Friday, 24 July 2015

Lolita reads: Queen of fashion.

Last time I reviewed fiction. This time it's time for a little bit of fact as we educate ourselves on the wardrobe of Marie Antoinette, with Caroline Weber's Queen of Fashion, what Marie Antoinette wore to the revolution. We follow her journey from the modest Austrian Arch duchess to the Queen of France and finally on the steps of the Guillotine. 

The book isn't written like traditional biography though the timeline does follow Marie Antoinette's life chronologically.  The writer puts the fashion choices of the queen in to historical context but is more concerned with the actual dresses and the evolution of her style than telling the story of the French revolution. 

Sometimes the text jumps back and forth which is a bit of bother but not big enough to ruin the book for me. 

Personally I like the way the book is written. It's easily understandable and nice to read and not too scientific making it a fun read for everybody.  I especially enjoy the descriptions of The Grand Mogol and the queen's gowns during the first phase of the revolution. 

"Exotically named  the Grand Mogol, in reference to putatively luxury-loving Asiatic grandee, her boutique boasted large windows filled wit displays that were designed to divert foot traffic from Palais Royal. With their artistic  arrangements of bonnets, shawls, fans, spangles, furbelows, silk flowers, gemstones, laces and other accessories, the displays set up a bewitching siren's song. Once lured inside, ushered through a door by liveried  footman, potential customers found themselves in a setting as luxurious as an aristocrat's salon." 

Doesn't it sound so much like depiction of  a lolita boutique's window displays and space? This is why I find this book so inspiring for lolitas. Our fashion was inspired by these times and the book paints them beautifully for us to gaze, with the help of numerous well picked illustrations that help one to imagine how everything would have looked. 

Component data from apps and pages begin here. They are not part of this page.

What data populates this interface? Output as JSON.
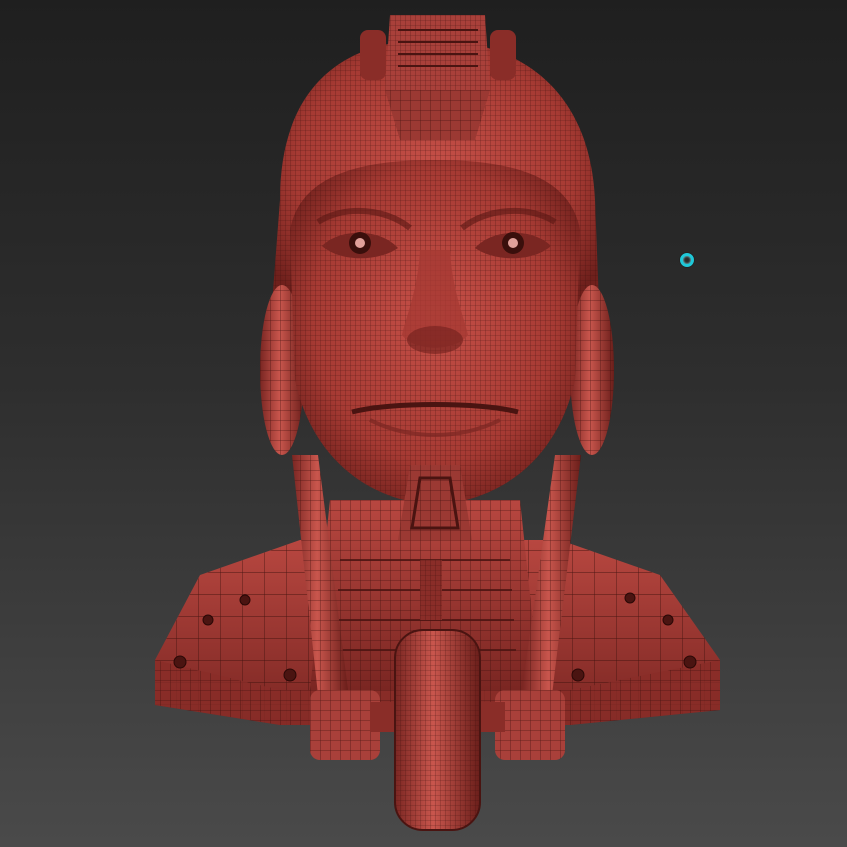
{
  "viewport": {
    "background_top": "#1f1f1f",
    "background_bottom": "#4a4a4a"
  },
  "model": {
    "name": "robot-head-bust",
    "display_mode": "polyframe-wireframe",
    "surface_color": "#b9463f",
    "surface_dark": "#6f201c",
    "wire_color": "#3a0f0c"
  },
  "cursor": {
    "icon": "brush-cursor-circle",
    "color": "#20c8d8"
  }
}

I do feel that this bookl isw most inspiring to lolita like me who enjoys the historical inspirations of lolita fashion more than the kawaii culture side of things. I find the fashion history in the book to be endlessly inspiring with the morbid details of the fashions of Guillotine survivors, the royal mourning customs and the idea of bringing a little bit of meaning to your outfits with well picked accessories. I even learned somethings I had not known previously. 

I could go on forever with how much I love this book but I shall just leave  you, gentle reader with another beautiful, if melacholy quote. 

"And so, shedding the ragged black dress in which she had faced her accusers, Marie Antoinette slipped in to her plum-black shoes, a fresh white underskirt and her pristine white chemise. To complete the ensemble  she put on  the white deshabille dress Madame Elisabeth had sent her from the Temple and the prettiest of her muslin fichus around her neck. She even removed the dangling black ribbons from her makeshift widow's coif, the result was a pared down ruffled linen bonnet as colourless as her hair. Paler then ever from her severe recent blood loss, the queen became a figure of pure, radiant white. " 

Madame Parapluie

P.S. If you have any books you'd wish me to review leave your suggestions in the comments. I am always happy to receive book recommendations. 


  1. I loved this book, too! I was so close to tears when I read the paragraph you quoted above. I also found the post-guillotine fashions really inspiring.

    1. It is indeed one of the most tear inducing things I have ever read and yet so beautiful at the same time.

      I'd love to do coordinate with some post-guillotine fashion touches and have been mulling it over for several months actually. The idea still needs some work but soon...